[PROBLEM] What is needed is a word-for-word copy of all the entries, minus the pictures.

== == ==

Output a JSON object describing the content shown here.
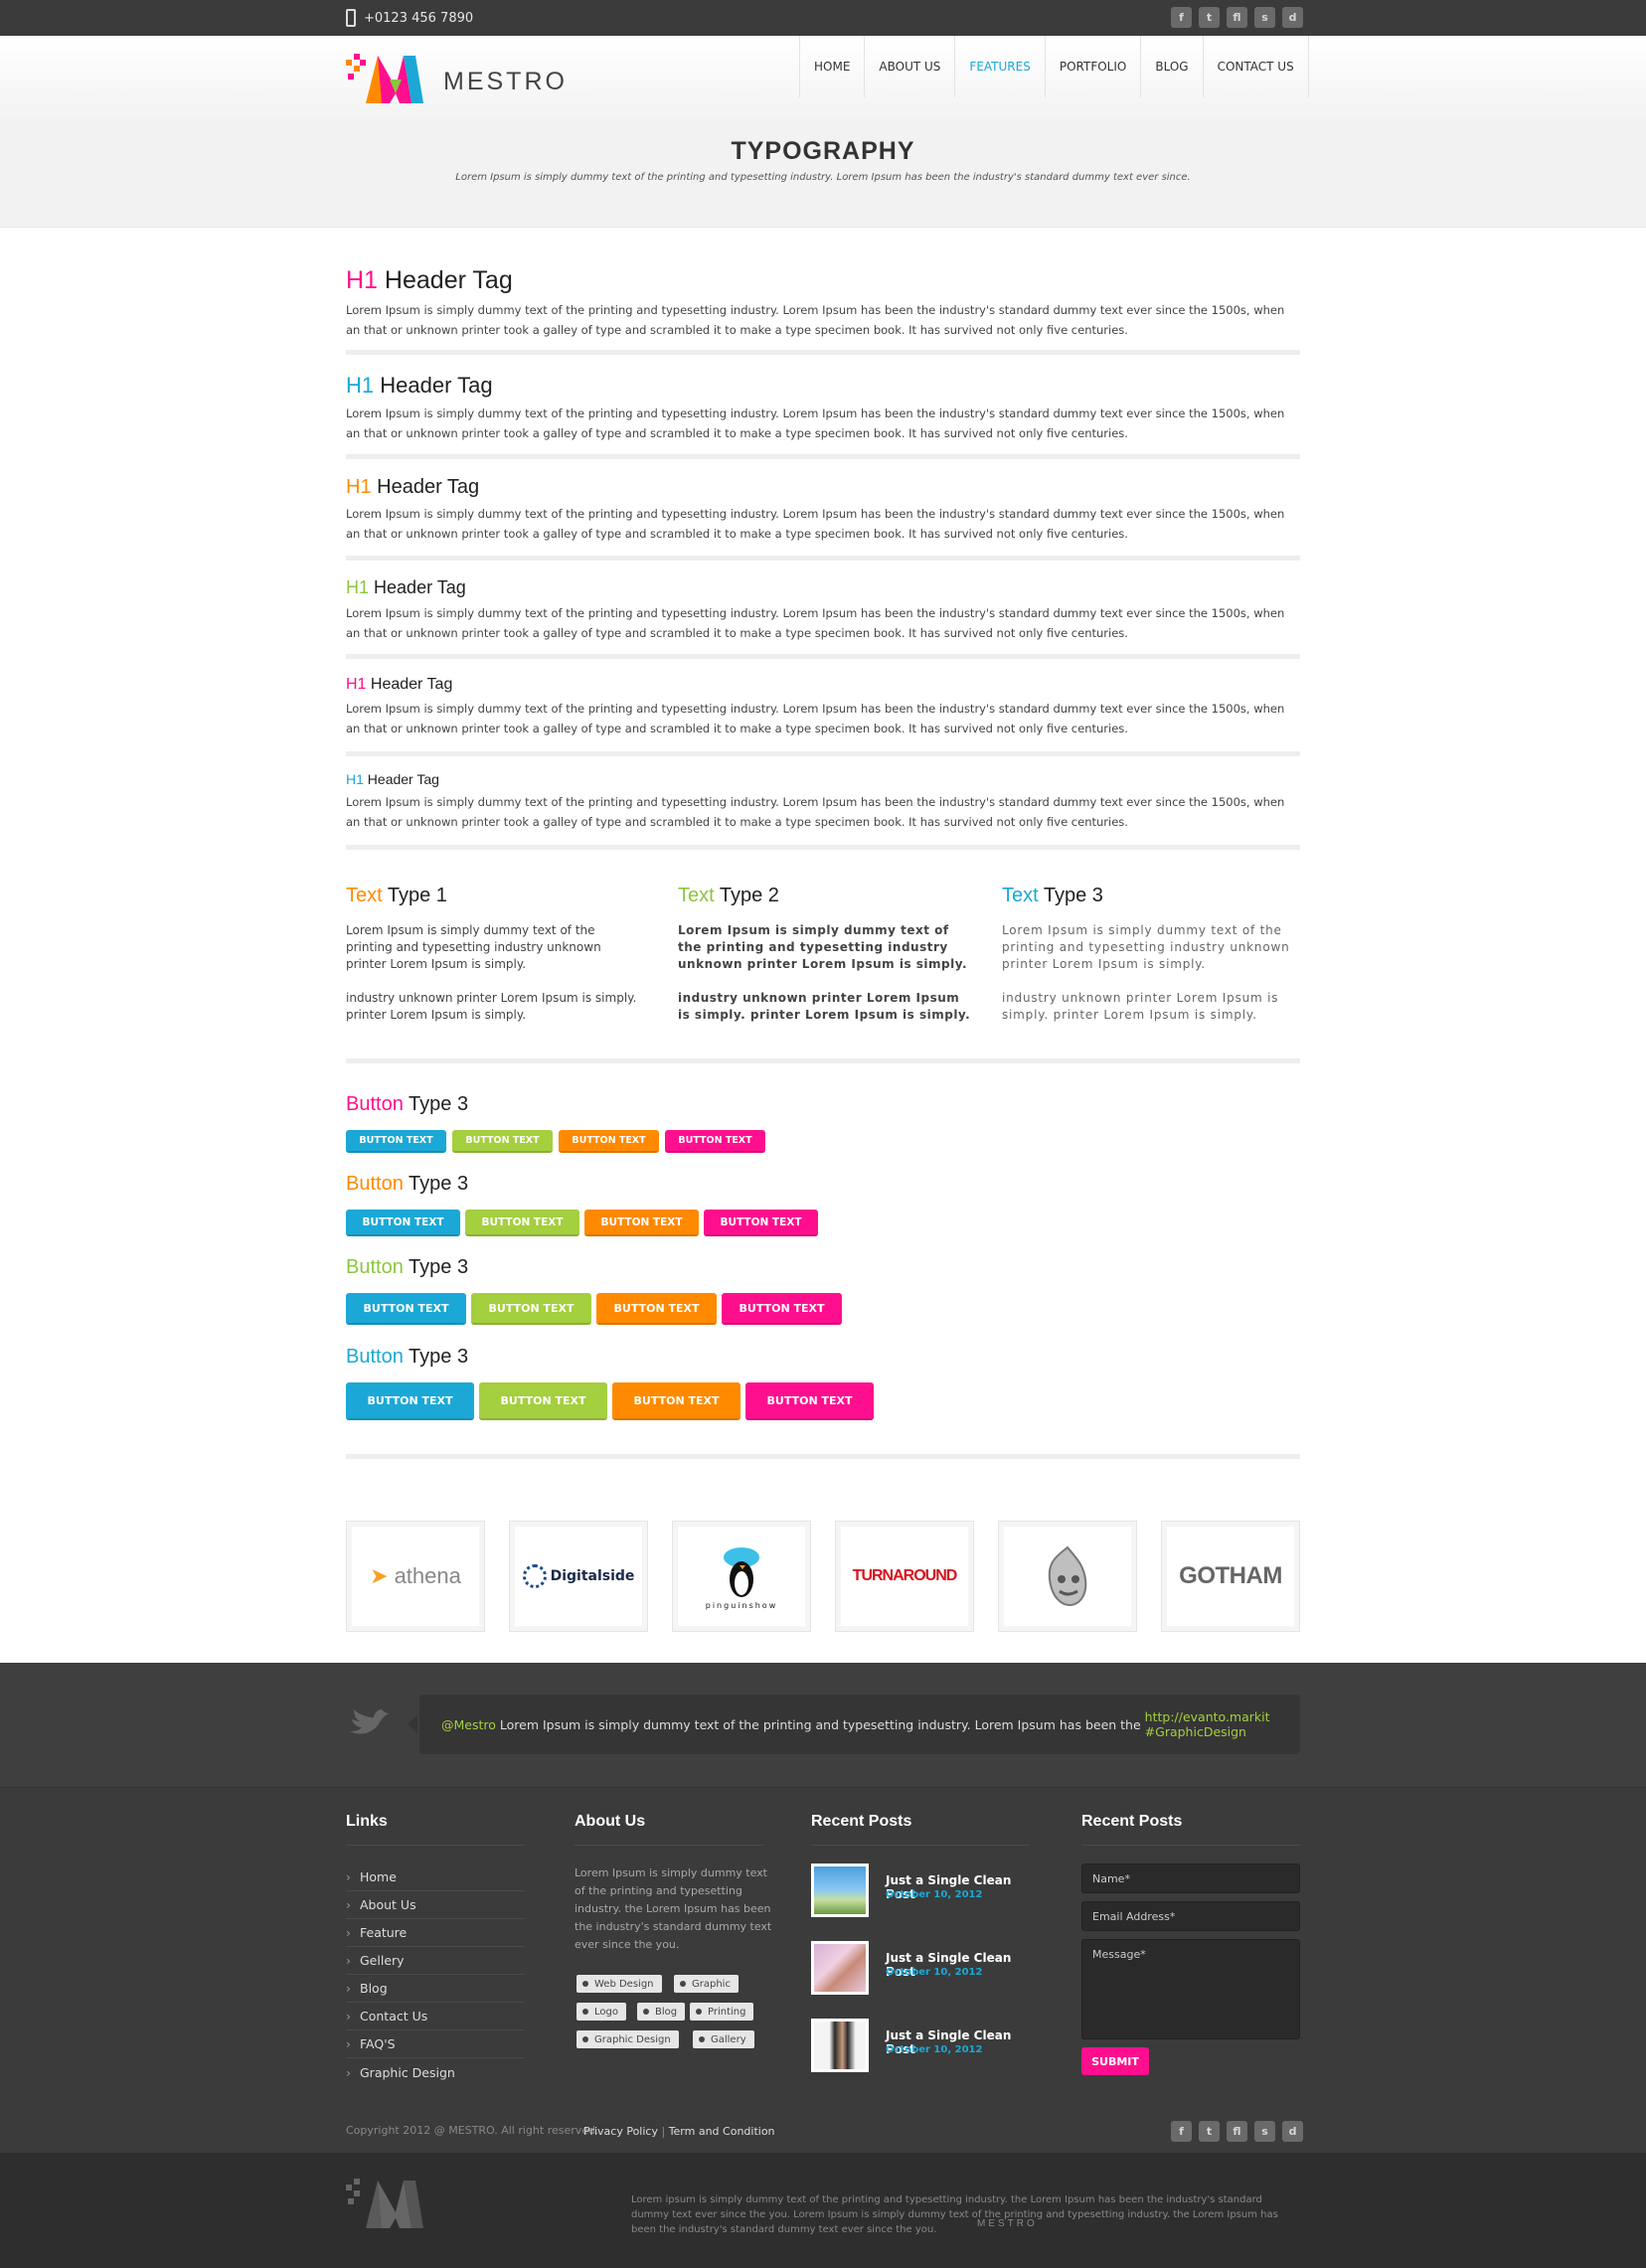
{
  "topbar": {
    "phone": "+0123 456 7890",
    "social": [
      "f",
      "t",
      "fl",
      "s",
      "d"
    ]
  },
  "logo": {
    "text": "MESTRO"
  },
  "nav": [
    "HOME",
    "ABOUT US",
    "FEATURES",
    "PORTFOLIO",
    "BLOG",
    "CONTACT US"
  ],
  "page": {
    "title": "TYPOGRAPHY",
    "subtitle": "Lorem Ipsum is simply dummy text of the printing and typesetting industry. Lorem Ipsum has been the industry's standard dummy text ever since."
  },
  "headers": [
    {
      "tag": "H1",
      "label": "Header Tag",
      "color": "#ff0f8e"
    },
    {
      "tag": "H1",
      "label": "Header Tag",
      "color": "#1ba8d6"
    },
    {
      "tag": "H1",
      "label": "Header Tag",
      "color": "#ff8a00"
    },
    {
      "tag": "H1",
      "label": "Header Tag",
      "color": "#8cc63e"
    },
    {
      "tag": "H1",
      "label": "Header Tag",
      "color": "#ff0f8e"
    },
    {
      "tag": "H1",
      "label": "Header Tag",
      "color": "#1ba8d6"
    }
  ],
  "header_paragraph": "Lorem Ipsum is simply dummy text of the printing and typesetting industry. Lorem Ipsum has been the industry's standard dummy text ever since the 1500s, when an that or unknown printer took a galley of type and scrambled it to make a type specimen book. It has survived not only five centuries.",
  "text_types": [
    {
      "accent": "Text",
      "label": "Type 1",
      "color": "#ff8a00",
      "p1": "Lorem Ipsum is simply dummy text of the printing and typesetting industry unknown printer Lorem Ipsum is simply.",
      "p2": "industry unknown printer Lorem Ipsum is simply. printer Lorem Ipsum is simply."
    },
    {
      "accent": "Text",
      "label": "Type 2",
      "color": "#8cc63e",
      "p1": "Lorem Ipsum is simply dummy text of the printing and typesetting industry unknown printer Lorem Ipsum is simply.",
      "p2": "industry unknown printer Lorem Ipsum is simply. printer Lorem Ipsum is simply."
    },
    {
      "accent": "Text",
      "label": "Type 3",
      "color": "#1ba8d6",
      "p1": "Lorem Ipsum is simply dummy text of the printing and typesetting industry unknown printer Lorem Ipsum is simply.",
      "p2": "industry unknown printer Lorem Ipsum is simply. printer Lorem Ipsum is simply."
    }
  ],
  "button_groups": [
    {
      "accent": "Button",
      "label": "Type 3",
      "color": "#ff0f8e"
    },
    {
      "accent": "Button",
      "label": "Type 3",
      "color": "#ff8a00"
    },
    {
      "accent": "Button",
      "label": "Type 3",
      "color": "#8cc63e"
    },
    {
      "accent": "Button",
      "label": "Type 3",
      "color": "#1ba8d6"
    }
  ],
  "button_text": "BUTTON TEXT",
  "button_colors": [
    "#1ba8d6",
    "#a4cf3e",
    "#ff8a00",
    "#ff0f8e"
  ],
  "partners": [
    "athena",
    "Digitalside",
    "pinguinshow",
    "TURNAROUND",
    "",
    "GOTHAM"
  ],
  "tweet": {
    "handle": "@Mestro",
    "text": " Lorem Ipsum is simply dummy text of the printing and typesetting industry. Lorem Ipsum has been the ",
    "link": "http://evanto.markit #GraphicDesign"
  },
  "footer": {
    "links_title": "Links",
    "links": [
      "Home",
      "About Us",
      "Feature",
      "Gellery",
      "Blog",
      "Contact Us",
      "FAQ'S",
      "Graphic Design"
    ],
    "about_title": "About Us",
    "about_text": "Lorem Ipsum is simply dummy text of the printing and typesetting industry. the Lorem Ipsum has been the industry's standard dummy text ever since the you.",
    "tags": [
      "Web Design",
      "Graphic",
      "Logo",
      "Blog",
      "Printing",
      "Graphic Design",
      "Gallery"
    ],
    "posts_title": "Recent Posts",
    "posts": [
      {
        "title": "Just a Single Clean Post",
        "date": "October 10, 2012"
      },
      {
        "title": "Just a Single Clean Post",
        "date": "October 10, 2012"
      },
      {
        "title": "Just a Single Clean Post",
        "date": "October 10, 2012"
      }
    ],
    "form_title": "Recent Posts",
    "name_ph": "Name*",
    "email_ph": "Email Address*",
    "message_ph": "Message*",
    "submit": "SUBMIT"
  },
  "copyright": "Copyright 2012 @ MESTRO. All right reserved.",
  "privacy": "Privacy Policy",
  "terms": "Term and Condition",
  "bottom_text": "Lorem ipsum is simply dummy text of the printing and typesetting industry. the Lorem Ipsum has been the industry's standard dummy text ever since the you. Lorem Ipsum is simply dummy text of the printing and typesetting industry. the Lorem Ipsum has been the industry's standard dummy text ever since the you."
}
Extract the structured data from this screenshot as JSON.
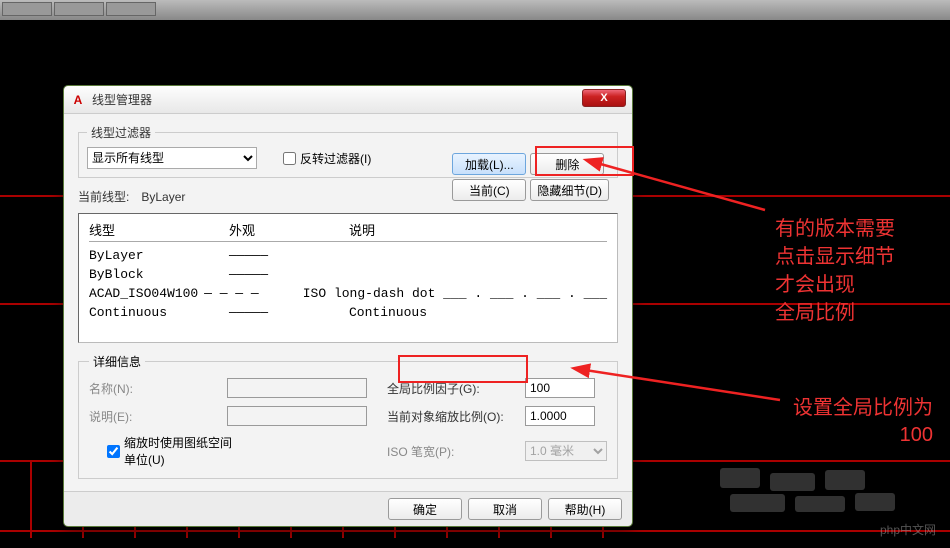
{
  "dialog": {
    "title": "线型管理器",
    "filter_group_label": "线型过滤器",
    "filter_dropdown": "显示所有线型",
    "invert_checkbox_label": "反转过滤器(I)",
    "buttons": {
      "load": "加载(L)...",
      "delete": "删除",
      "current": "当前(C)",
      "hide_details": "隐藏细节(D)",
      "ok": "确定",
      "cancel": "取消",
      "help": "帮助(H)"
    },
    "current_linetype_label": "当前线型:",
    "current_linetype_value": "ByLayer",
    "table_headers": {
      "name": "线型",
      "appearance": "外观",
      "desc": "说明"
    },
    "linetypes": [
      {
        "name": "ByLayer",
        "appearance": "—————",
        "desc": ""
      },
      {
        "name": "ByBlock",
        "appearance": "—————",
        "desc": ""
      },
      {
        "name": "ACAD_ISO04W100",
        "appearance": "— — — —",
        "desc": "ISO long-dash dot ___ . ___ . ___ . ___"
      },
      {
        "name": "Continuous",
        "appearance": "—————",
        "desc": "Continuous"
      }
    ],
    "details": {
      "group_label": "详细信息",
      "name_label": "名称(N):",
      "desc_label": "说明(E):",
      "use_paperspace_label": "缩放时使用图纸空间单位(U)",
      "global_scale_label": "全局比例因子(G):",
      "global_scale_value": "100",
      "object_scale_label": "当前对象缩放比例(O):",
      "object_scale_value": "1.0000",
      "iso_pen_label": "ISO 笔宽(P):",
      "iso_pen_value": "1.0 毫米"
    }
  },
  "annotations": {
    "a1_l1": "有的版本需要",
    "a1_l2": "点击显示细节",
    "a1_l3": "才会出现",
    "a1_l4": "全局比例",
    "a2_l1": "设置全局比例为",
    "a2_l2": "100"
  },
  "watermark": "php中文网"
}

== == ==

[SOLUTION FOR THIS EXERCISE]
Output a JSON object describing the content shown here.
{
  "topbar": {
    "phone": "+0123 456 7890",
    "social": [
      "f",
      "t",
      "fl",
      "s",
      "d"
    ]
  },
  "logo": {
    "text": "MESTRO"
  },
  "nav": [
    "HOME",
    "ABOUT US",
    "FEATURES",
    "PORTFOLIO",
    "BLOG",
    "CONTACT US"
  ],
  "page": {
    "title": "TYPOGRAPHY",
    "subtitle": "Lorem Ipsum is simply dummy text of the printing and typesetting industry. Lorem Ipsum has been the industry's standard dummy text ever since."
  },
  "headers": [
    {
      "tag": "H1",
      "label": "Header Tag",
      "color": "#ff0f8e"
    },
    {
      "tag": "H1",
      "label": "Header Tag",
      "color": "#1ba8d6"
    },
    {
      "tag": "H1",
      "label": "Header Tag",
      "color": "#ff8a00"
    },
    {
      "tag": "H1",
      "label": "Header Tag",
      "color": "#8cc63e"
    },
    {
      "tag": "H1",
      "label": "Header Tag",
      "color": "#ff0f8e"
    },
    {
      "tag": "H1",
      "label": "Header Tag",
      "color": "#1ba8d6"
    }
  ],
  "header_paragraph": "Lorem Ipsum is simply dummy text of the printing and typesetting industry. Lorem Ipsum has been the industry's standard dummy text ever since the 1500s, when an that or unknown printer took a galley of type and scrambled it to make a type specimen book. It has survived not only five centuries.",
  "text_types": [
    {
      "accent": "Text",
      "label": "Type 1",
      "color": "#ff8a00",
      "p1": "Lorem Ipsum is simply dummy text of the printing and typesetting industry unknown printer Lorem Ipsum is simply.",
      "p2": "industry unknown printer Lorem Ipsum is simply. printer Lorem Ipsum is simply."
    },
    {
      "accent": "Text",
      "label": "Type 2",
      "color": "#8cc63e",
      "p1": "Lorem Ipsum is simply dummy text of the printing and typesetting industry unknown printer Lorem Ipsum is simply.",
      "p2": "industry unknown printer Lorem Ipsum is simply. printer Lorem Ipsum is simply."
    },
    {
      "accent": "Text",
      "label": "Type 3",
      "color": "#1ba8d6",
      "p1": "Lorem Ipsum is simply dummy text of the printing and typesetting industry unknown printer Lorem Ipsum is simply.",
      "p2": "industry unknown printer Lorem Ipsum is simply. printer Lorem Ipsum is simply."
    }
  ],
  "button_groups": [
    {
      "accent": "Button",
      "label": "Type 3",
      "color": "#ff0f8e"
    },
    {
      "accent": "Button",
      "label": "Type 3",
      "color": "#ff8a00"
    },
    {
      "accent": "Button",
      "label": "Type 3",
      "color": "#8cc63e"
    },
    {
      "accent": "Button",
      "label": "Type 3",
      "color": "#1ba8d6"
    }
  ],
  "button_text": "BUTTON TEXT",
  "button_colors": [
    "#1ba8d6",
    "#a4cf3e",
    "#ff8a00",
    "#ff0f8e"
  ],
  "partners": [
    "athena",
    "Digitalside",
    "pinguinshow",
    "TURNAROUND",
    "",
    "GOTHAM"
  ],
  "tweet": {
    "handle": "@Mestro",
    "text": " Lorem Ipsum is simply dummy text of the printing and typesetting industry. Lorem Ipsum has been the ",
    "link": "http://evanto.markit #GraphicDesign"
  },
  "footer": {
    "links_title": "Links",
    "links": [
      "Home",
      "About Us",
      "Feature",
      "Gellery",
      "Blog",
      "Contact Us",
      "FAQ'S",
      "Graphic Design"
    ],
    "about_title": "About Us",
    "about_text": "Lorem Ipsum is simply dummy text of the printing and typesetting industry. the Lorem Ipsum has been the industry's standard dummy text ever since the you.",
    "tags": [
      "Web Design",
      "Graphic",
      "Logo",
      "Blog",
      "Printing",
      "Graphic Design",
      "Gallery"
    ],
    "posts_title": "Recent Posts",
    "posts": [
      {
        "title": "Just a Single Clean Post",
        "date": "October 10, 2012"
      },
      {
        "title": "Just a Single Clean Post",
        "date": "October 10, 2012"
      },
      {
        "title": "Just a Single Clean Post",
        "date": "October 10, 2012"
      }
    ],
    "form_title": "Recent Posts",
    "name_ph": "Name*",
    "email_ph": "Email Address*",
    "message_ph": "Message*",
    "submit": "SUBMIT"
  },
  "copyright": "Copyright 2012 @ MESTRO. All right reserved.",
  "privacy": "Privacy Policy",
  "terms": "Term and Condition",
  "bottom_text": "Lorem ipsum is simply dummy text of the printing and typesetting industry. the Lorem Ipsum has been the industry's standard dummy text ever since the you. Lorem Ipsum is simply dummy text of the printing and typesetting industry. the Lorem Ipsum has been the industry's standard dummy text ever since the you."
}
Extract the structured data from this screenshot as JSON.
{
  "dialog": {
    "title": "线型管理器",
    "filter_group_label": "线型过滤器",
    "filter_dropdown": "显示所有线型",
    "invert_checkbox_label": "反转过滤器(I)",
    "buttons": {
      "load": "加载(L)...",
      "delete": "删除",
      "current": "当前(C)",
      "hide_details": "隐藏细节(D)",
      "ok": "确定",
      "cancel": "取消",
      "help": "帮助(H)"
    },
    "current_linetype_label": "当前线型:",
    "current_linetype_value": "ByLayer",
    "table_headers": {
      "name": "线型",
      "appearance": "外观",
      "desc": "说明"
    },
    "linetypes": [
      {
        "name": "ByLayer",
        "appearance": "—————",
        "desc": ""
      },
      {
        "name": "ByBlock",
        "appearance": "—————",
        "desc": ""
      },
      {
        "name": "ACAD_ISO04W100",
        "appearance": "— — — —",
        "desc": "ISO long-dash dot ___ . ___ . ___ . ___"
      },
      {
        "name": "Continuous",
        "appearance": "—————",
        "desc": "Continuous"
      }
    ],
    "details": {
      "group_label": "详细信息",
      "name_label": "名称(N):",
      "desc_label": "说明(E):",
      "use_paperspace_label": "缩放时使用图纸空间单位(U)",
      "global_scale_label": "全局比例因子(G):",
      "global_scale_value": "100",
      "object_scale_label": "当前对象缩放比例(O):",
      "object_scale_value": "1.0000",
      "iso_pen_label": "ISO 笔宽(P):",
      "iso_pen_value": "1.0 毫米"
    }
  },
  "annotations": {
    "a1_l1": "有的版本需要",
    "a1_l2": "点击显示细节",
    "a1_l3": "才会出现",
    "a1_l4": "全局比例",
    "a2_l1": "设置全局比例为",
    "a2_l2": "100"
  },
  "watermark": "php中文网"
}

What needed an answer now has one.